─── EXTRACTED INFORMATION

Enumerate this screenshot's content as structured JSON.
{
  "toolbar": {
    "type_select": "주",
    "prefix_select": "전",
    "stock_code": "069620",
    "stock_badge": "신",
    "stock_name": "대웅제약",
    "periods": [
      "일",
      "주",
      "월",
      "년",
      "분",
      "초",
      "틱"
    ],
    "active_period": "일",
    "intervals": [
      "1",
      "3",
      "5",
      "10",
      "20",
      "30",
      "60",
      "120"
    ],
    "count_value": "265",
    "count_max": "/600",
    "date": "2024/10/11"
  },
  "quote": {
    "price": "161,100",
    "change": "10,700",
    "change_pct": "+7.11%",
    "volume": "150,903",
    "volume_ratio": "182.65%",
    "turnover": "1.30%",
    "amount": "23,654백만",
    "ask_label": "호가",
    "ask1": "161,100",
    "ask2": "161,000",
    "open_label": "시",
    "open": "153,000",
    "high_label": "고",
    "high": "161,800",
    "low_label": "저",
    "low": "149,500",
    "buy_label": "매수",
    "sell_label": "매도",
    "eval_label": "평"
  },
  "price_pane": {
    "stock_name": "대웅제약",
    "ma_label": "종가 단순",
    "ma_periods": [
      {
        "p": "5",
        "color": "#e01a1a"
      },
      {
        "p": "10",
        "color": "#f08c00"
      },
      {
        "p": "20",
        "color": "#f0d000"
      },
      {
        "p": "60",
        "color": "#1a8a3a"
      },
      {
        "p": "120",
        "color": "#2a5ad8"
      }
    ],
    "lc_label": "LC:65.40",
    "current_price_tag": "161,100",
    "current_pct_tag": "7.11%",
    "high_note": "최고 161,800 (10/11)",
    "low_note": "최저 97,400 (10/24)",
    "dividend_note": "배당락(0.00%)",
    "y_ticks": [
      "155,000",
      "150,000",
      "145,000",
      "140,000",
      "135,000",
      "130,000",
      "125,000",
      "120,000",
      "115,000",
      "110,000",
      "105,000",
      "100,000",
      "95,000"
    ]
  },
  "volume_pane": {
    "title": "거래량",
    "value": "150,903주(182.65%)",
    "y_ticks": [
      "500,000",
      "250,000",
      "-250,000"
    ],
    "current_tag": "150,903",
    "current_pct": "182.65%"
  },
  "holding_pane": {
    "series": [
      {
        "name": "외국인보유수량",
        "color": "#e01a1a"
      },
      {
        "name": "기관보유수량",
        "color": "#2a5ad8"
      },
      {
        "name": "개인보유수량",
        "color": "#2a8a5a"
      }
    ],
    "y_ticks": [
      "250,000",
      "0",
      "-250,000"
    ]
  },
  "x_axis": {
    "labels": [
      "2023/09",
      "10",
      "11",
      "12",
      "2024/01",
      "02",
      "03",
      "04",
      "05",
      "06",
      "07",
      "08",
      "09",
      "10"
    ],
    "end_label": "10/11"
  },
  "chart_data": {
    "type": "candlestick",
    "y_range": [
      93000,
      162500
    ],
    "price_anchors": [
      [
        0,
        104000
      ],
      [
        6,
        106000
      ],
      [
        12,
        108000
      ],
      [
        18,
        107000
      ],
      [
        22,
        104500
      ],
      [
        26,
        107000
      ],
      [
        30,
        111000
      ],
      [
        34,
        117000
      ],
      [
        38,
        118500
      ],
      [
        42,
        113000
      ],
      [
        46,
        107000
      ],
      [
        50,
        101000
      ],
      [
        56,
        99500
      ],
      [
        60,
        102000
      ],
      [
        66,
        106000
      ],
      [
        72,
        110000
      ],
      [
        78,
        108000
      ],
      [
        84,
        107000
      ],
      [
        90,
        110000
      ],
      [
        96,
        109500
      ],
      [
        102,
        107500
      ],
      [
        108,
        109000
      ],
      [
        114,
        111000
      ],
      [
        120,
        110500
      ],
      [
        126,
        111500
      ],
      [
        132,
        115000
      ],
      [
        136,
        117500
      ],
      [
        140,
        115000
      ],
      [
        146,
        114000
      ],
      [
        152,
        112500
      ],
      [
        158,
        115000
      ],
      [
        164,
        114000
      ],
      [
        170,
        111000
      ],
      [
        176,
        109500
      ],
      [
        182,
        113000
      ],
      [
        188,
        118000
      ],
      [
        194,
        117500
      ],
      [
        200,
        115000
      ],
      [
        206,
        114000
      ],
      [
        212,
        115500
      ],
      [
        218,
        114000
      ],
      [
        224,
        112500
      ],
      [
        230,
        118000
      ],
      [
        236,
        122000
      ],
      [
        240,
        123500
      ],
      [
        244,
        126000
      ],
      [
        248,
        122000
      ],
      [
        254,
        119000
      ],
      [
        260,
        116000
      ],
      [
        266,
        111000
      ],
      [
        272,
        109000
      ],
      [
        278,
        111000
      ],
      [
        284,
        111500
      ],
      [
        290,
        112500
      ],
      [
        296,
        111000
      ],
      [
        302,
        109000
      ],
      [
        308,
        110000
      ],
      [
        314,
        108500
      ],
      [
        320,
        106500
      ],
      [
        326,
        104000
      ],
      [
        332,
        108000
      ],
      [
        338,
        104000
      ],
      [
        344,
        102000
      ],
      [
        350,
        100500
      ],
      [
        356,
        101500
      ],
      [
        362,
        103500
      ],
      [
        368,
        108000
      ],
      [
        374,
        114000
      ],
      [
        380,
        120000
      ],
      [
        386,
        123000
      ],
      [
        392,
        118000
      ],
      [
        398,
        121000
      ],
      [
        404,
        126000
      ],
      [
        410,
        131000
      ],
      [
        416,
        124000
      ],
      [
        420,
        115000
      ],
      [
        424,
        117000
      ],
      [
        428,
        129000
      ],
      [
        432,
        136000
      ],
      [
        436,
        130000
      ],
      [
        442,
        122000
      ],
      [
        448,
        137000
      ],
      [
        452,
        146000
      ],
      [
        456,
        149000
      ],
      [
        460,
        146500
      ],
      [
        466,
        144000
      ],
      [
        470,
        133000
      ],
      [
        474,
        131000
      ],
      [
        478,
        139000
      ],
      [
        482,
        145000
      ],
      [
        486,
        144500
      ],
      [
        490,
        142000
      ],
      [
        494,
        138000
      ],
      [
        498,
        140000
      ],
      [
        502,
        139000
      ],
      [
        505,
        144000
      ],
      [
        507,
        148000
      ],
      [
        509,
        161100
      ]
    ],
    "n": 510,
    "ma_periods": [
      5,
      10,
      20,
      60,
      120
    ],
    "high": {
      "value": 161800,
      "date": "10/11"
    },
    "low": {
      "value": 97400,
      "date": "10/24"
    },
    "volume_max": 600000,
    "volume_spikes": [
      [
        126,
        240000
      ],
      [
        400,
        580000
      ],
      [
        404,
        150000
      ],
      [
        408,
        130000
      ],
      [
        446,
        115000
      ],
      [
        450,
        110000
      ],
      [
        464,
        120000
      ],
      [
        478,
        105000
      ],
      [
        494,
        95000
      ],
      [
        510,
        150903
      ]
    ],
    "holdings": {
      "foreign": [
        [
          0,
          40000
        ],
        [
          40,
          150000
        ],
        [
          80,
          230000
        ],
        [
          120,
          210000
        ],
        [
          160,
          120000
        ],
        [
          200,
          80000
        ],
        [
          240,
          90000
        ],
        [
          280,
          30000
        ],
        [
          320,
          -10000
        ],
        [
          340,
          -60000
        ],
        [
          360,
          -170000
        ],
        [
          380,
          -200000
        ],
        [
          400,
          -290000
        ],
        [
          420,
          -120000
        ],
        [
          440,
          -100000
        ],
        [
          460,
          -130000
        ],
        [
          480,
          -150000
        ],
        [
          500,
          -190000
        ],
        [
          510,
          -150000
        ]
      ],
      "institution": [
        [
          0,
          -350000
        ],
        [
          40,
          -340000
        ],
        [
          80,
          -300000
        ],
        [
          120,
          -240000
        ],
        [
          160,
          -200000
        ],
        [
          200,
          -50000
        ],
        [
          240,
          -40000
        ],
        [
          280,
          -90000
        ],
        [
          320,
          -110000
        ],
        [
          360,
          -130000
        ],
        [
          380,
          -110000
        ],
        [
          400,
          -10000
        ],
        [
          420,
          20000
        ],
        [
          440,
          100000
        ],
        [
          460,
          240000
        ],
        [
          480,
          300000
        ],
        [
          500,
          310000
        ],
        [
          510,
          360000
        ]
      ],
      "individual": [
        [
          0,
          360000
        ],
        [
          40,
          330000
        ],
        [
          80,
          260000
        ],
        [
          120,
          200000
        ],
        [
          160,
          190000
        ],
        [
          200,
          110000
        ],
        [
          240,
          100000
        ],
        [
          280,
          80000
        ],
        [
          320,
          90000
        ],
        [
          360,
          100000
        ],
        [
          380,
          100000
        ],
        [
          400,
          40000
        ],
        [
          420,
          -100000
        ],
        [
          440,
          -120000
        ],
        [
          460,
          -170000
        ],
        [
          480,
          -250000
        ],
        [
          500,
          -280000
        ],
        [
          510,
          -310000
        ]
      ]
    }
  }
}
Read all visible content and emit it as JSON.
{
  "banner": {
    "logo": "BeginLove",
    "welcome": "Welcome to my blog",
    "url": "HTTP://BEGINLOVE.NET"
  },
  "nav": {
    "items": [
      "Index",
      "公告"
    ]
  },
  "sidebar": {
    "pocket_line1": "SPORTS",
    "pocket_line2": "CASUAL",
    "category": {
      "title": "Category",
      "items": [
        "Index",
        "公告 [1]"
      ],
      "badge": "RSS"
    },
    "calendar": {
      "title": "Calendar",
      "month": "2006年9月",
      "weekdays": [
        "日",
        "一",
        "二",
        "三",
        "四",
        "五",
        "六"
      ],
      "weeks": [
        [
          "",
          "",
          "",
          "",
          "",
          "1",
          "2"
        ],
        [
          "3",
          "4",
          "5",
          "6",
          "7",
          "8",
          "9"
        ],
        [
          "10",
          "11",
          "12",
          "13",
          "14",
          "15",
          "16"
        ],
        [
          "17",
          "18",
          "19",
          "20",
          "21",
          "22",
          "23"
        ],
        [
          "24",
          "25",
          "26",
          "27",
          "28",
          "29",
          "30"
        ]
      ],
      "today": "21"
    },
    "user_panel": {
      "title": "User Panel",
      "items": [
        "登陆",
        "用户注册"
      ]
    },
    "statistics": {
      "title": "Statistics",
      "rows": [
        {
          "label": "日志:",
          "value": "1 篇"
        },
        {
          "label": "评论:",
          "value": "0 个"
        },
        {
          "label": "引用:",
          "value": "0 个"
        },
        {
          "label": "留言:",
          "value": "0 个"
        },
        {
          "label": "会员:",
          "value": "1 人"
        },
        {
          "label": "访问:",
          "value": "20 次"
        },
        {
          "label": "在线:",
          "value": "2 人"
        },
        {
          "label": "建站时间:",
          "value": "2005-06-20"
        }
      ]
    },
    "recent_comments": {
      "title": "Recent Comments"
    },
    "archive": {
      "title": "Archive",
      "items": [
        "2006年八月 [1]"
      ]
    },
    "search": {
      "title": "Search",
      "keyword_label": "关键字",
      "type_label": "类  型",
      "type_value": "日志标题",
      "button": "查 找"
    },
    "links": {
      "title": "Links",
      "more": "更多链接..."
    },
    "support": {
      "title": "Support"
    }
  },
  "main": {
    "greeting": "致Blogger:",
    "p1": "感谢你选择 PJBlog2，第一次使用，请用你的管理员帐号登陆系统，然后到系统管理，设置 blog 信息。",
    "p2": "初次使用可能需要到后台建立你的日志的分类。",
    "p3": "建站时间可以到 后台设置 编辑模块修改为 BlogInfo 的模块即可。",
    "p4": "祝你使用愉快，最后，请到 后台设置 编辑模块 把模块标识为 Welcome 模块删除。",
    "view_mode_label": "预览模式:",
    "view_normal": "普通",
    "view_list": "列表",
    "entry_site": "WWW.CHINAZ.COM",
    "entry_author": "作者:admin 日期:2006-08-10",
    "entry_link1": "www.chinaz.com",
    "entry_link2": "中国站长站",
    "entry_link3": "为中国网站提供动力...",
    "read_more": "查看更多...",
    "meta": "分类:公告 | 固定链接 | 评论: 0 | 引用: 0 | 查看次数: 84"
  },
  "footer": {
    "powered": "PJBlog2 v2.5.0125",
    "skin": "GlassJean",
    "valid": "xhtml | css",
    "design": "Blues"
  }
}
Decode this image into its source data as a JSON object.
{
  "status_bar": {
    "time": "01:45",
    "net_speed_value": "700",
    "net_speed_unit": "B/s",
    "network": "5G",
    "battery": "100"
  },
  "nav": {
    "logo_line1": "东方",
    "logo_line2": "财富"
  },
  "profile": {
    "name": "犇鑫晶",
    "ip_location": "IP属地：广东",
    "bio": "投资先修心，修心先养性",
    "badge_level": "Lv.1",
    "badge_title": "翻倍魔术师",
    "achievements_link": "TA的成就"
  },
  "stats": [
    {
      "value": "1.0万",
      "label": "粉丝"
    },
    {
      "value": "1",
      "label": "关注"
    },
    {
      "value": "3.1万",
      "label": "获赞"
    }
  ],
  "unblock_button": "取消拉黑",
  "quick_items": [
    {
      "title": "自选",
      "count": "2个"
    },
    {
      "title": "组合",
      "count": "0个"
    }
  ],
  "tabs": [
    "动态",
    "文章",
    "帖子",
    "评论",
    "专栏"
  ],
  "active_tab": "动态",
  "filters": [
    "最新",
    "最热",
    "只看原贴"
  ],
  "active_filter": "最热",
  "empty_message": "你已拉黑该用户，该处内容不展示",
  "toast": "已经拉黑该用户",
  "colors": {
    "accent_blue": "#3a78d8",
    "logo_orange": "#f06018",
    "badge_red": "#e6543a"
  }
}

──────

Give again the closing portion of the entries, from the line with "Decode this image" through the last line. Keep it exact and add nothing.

• **RESPONSE FOR THIS EXERCISE**:
Decode this image into its source data as a JSON object.
{
  "status_bar": {
    "time": "01:45",
    "net_speed_value": "700",
    "net_speed_unit": "B/s",
    "network": "5G",
    "battery": "100"
  },
  "nav": {
    "logo_line1": "东方",
    "logo_line2": "财富"
  },
  "profile": {
    "name": "犇鑫晶",
    "ip_location": "IP属地：广东",
    "bio": "投资先修心，修心先养性",
    "badge_level": "Lv.1",
    "badge_title": "翻倍魔术师",
    "achievements_link": "TA的成就"
  },
  "stats": [
    {
      "value": "1.0万",
      "label": "粉丝"
    },
    {
      "value": "1",
      "label": "关注"
    },
    {
      "value": "3.1万",
      "label": "获赞"
    }
  ],
  "unblock_button": "取消拉黑",
  "quick_items": [
    {
      "title": "自选",
      "count": "2个"
    },
    {
      "title": "组合",
      "count": "0个"
    }
  ],
  "tabs": [
    "动态",
    "文章",
    "帖子",
    "评论",
    "专栏"
  ],
  "active_tab": "动态",
  "filters": [
    "最新",
    "最热",
    "只看原贴"
  ],
  "active_filter": "最热",
  "empty_message": "你已拉黑该用户，该处内容不展示",
  "toast": "已经拉黑该用户",
  "colors": {
    "accent_blue": "#3a78d8",
    "logo_orange": "#f06018",
    "badge_red": "#e6543a"
  }
}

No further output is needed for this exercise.